The problem, however, is that there isn’t an incentive for landlords to accept pets, she said.
Even if Maui renters make it to the top of affordable housing waitlists, there’s no guarantee they’ll get to keep their cats and dogs because there isn’t a requirement that government-funded projects accept them. Properties can make their own rules.
In the private market, meanwhile, the costs of pet-friendly housing are often beyond families’ financial reach: In Hawaii, landlords can charge pet rent, on top of regular rent, plus ask for a separate pet deposit of up to one month’s rent — the equivalent of paying three months’ rent at once.
“They’re not allowing pets most often unless they’re just animal lovers,” Durham said.
But even for Maui renters earning middle-class salaries, finding housing is still hard. Kawika Marko, who runs a tutoring business and nonprofit, said his friends who’ve worked as nurses and police officers have recently struggled to find places to live.
Now, the 53-year-old is in the same position: His landlord told him that he was renovating, then possibly selling, his 800-square-foot cottage in Kihei that rents for $2,100 a month. Marko and his miniature schnauzer, Holo Holo, have to be out by the end of March.
Marko was born on Maui and has deep roots in the community, but after asking friends and family to work the coconut wireless, he still only found three rentals that might’ve worked since he started looking two weeks ago. By the time he applied, they were already gone.
“A lot of people just go OK, well I’ll leave,” Marko said. “No — this is my home; I’m not being pushed out.”
“If I have to sleep on the beach with my dog, ” he added, “that’s what I’ll be doing.”
Housing has always been expensive on Maui, but in the last two years, the median sales price for a home jumped nearly 50% — to more than $1 million, according to real estate data.
Yet the typical full-time, year-round worker’s earnings hover around $46,000 per year, according to census estimates.
Jamie-Sue West, a landlord in Kihei who runs a Facebook group called “Dog-Friendly Home Rentals on Maui,” watched firsthand as the housing crisis spiraled out of control.
Before the pandemic, she used to get a handful of requests each week to join the group from pet owners moving from the mainland. Then the number skyrocketed to as many as 25 a day — more than she was receiving from locals.

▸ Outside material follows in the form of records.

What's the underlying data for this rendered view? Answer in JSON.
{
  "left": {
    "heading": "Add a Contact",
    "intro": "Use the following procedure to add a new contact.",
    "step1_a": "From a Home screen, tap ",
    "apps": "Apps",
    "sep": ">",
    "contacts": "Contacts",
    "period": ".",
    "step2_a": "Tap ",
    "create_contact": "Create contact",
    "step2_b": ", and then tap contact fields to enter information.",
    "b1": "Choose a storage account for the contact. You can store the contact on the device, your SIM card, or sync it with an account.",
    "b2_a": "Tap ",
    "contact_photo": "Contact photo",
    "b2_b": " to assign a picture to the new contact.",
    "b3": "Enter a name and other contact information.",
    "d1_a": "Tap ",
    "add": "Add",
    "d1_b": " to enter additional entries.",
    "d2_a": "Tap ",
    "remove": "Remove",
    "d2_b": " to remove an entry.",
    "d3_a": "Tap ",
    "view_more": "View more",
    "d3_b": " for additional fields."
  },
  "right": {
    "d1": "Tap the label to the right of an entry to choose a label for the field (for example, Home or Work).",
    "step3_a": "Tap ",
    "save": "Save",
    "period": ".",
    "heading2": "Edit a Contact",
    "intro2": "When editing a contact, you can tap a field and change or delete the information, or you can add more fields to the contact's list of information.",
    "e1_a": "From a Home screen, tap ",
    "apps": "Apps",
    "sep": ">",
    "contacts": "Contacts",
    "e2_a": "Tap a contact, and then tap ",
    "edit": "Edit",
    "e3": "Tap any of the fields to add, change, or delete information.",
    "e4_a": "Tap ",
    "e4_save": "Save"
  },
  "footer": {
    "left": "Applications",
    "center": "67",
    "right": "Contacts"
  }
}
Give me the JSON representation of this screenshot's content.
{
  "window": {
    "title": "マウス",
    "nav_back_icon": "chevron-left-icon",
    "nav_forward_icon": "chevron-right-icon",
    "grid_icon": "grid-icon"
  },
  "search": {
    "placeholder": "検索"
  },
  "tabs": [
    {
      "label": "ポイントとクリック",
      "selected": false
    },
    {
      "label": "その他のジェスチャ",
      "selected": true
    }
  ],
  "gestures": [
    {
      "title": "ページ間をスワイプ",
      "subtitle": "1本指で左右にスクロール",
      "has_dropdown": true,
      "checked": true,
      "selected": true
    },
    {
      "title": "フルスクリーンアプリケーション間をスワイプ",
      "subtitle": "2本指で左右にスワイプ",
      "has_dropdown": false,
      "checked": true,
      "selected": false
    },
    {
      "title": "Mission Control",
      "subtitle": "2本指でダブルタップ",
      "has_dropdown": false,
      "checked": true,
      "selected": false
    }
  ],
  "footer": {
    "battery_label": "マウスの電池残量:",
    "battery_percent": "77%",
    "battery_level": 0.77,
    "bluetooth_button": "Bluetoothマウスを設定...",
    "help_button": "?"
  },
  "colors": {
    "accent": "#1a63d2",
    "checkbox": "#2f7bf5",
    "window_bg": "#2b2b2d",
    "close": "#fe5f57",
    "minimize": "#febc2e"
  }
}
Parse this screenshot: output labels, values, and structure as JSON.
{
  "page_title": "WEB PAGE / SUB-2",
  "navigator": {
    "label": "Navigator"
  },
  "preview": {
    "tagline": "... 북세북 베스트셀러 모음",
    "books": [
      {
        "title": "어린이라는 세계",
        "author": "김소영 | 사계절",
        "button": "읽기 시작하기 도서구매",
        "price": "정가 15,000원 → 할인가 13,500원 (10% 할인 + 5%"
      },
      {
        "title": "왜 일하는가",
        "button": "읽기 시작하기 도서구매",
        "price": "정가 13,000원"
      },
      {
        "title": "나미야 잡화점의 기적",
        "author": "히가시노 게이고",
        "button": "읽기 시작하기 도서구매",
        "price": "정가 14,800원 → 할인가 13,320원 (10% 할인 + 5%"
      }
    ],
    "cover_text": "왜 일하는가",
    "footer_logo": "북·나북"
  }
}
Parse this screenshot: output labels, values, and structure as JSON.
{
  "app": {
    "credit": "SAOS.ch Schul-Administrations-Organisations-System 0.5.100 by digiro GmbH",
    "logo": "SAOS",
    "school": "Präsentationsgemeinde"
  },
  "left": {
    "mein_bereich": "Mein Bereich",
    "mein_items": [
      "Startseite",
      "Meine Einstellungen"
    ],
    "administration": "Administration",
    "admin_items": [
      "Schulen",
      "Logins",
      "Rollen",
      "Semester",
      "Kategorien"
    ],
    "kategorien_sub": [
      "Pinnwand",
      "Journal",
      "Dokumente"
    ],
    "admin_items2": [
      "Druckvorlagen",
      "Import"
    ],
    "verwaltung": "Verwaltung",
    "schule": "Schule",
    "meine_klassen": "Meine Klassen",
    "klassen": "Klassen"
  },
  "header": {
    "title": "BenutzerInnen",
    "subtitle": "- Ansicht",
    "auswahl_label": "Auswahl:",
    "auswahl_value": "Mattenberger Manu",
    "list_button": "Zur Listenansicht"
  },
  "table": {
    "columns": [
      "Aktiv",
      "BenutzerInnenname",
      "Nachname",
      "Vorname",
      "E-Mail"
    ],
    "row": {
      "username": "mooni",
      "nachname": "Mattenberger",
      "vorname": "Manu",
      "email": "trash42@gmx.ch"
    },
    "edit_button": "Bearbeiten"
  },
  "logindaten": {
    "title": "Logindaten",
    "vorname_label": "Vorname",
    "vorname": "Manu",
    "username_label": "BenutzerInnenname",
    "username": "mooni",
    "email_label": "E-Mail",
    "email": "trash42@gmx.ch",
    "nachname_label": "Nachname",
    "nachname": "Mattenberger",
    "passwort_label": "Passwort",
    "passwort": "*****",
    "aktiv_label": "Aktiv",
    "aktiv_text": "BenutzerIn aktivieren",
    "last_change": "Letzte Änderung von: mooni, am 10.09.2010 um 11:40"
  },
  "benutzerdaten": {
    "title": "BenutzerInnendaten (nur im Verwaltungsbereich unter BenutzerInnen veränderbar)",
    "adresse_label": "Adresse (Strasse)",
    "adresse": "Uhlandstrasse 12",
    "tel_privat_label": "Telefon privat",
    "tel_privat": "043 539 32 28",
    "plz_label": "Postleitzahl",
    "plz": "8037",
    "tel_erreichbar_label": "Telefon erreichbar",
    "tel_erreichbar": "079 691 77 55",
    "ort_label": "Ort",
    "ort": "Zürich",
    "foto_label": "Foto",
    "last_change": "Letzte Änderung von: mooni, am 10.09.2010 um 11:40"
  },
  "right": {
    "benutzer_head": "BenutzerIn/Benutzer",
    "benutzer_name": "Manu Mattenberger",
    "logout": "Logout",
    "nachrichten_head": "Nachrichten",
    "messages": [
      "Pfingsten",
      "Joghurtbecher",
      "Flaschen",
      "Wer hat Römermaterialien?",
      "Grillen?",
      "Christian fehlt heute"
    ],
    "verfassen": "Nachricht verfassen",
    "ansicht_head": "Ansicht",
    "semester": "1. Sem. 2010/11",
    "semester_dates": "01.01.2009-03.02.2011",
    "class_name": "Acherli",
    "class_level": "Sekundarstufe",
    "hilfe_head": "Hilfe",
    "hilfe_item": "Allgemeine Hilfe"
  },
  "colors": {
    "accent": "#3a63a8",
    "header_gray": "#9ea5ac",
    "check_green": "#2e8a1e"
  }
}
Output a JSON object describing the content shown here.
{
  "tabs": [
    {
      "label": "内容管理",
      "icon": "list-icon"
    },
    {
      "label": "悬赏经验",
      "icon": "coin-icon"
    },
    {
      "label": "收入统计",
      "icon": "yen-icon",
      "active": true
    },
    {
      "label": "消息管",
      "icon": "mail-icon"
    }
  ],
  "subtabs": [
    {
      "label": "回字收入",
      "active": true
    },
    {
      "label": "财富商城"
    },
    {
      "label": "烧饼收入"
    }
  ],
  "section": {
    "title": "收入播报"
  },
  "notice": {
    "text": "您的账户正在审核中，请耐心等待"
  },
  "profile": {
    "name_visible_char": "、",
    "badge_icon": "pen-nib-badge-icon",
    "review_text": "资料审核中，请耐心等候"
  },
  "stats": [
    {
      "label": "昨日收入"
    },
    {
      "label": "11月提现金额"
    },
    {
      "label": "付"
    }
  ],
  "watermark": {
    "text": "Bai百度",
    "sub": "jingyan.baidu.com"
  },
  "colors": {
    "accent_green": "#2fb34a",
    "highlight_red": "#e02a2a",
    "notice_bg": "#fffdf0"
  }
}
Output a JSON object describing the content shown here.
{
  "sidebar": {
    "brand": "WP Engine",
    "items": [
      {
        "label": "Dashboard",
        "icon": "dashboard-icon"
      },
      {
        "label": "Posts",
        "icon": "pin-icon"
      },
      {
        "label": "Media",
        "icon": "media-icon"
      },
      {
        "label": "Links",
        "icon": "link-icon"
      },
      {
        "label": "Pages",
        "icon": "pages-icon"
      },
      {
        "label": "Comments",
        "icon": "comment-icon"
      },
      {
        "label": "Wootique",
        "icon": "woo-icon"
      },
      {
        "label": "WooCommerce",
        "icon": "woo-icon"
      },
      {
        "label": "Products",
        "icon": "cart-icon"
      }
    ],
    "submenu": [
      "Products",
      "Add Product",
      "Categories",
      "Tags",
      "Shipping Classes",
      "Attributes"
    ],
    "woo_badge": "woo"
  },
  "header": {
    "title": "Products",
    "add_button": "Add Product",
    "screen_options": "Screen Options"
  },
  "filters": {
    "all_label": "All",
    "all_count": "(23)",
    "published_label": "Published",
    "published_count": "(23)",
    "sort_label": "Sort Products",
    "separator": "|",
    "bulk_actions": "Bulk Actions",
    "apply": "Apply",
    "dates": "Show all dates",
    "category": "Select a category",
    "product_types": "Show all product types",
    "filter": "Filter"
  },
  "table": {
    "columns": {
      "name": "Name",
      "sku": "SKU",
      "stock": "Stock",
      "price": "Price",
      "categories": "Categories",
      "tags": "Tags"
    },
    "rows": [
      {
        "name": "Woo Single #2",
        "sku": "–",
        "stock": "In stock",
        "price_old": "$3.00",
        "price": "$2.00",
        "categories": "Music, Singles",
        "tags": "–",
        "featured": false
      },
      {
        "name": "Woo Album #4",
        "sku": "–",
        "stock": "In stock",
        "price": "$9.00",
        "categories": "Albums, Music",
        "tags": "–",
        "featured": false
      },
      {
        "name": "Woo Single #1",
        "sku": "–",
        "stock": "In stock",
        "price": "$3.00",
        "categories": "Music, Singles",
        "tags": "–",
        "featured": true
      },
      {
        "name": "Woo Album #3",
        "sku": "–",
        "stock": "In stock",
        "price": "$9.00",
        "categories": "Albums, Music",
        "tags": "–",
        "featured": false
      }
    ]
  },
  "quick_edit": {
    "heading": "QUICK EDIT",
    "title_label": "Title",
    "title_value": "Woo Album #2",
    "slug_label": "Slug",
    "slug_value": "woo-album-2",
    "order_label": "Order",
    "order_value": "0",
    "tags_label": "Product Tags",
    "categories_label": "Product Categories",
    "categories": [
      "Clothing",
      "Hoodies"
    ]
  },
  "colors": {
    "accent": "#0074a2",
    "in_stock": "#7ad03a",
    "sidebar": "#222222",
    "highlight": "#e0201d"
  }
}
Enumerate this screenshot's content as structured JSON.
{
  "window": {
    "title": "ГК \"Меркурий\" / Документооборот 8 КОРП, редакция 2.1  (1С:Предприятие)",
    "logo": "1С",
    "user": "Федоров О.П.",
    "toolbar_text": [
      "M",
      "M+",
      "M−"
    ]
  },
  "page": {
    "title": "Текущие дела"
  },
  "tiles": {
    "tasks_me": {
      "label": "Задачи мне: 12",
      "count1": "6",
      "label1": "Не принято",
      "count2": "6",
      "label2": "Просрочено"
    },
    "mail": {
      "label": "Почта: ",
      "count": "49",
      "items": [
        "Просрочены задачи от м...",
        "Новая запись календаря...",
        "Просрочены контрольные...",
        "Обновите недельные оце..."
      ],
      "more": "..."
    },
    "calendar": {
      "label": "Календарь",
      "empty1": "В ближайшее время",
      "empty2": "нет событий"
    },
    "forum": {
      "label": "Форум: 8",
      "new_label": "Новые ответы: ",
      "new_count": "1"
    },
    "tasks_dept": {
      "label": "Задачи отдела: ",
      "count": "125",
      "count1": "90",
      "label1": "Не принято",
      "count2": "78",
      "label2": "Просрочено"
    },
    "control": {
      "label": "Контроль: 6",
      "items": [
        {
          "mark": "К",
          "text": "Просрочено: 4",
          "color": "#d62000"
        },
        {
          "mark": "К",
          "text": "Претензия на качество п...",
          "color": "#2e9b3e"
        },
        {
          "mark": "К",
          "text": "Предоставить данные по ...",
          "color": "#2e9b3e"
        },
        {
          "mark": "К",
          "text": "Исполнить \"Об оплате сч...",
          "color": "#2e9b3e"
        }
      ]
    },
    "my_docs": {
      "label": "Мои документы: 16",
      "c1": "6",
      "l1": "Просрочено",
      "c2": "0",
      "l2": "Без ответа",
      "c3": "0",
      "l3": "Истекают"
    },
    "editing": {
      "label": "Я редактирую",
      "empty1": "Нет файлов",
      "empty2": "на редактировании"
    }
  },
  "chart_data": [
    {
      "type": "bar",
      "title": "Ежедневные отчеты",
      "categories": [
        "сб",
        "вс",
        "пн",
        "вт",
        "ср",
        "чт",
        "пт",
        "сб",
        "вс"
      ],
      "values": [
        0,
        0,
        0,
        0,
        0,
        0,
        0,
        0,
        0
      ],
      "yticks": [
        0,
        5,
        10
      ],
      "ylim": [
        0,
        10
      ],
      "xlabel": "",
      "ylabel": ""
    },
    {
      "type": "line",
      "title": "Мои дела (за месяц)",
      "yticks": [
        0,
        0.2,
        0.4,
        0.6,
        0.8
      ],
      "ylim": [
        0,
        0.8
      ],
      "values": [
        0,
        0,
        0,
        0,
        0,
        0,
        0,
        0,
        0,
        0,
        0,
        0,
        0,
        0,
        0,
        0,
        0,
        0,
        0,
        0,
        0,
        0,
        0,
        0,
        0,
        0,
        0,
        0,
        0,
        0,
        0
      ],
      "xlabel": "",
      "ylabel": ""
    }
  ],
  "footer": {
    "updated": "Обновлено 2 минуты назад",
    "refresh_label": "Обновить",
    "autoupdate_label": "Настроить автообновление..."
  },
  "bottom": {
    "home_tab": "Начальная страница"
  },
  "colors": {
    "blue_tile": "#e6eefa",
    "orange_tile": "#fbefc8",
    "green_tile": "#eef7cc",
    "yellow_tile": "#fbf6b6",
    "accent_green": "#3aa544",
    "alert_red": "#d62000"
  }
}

“Because people are coming here from the mainland and they’re getting mainland salaries, they’re able to offer hugely higher rents than our local people working in the hospitality industry,” West said.
After watching so many locals get priced out, like one woman who lost her rental when the landlord raised the rent from $2,500 to $4,900, West said she polled the 1,400 members: Should the group continue admitting prospective residents from outside of Maui?
The resounding winner: “It is hard enough to find housing, let’s keep it to current residents.”
“I want to give those people a chance,” West said.
Lespinasse, who’d been told to move weeks before West posted the poll in the group, was one of the residents who voted to make it locals only. In the two months since her landlord delivered the notice to leave, she’s called and emailed dozens of rental ads — too many to count. She’s toured a few, but each time has gotten the text shortly after that the landlord already picked someone else.
For now, she and Nohea are crashing at a friend’s house. But that’s only temporary, because her friend also hopes to sell in a few months. Lespinasse is praying she’ll find something before then, even if it’s just a studio. Ideally, it needs to be single-level; Nohea is older and his hips are bad.
“He loves people. He likes other dogs. He likes cats,” said Lespinasse. “He is a very gentle soul.”
Civil Beat’s coverage of Maui County is supported in part by a grant from the Nuestro Futuro Foundation.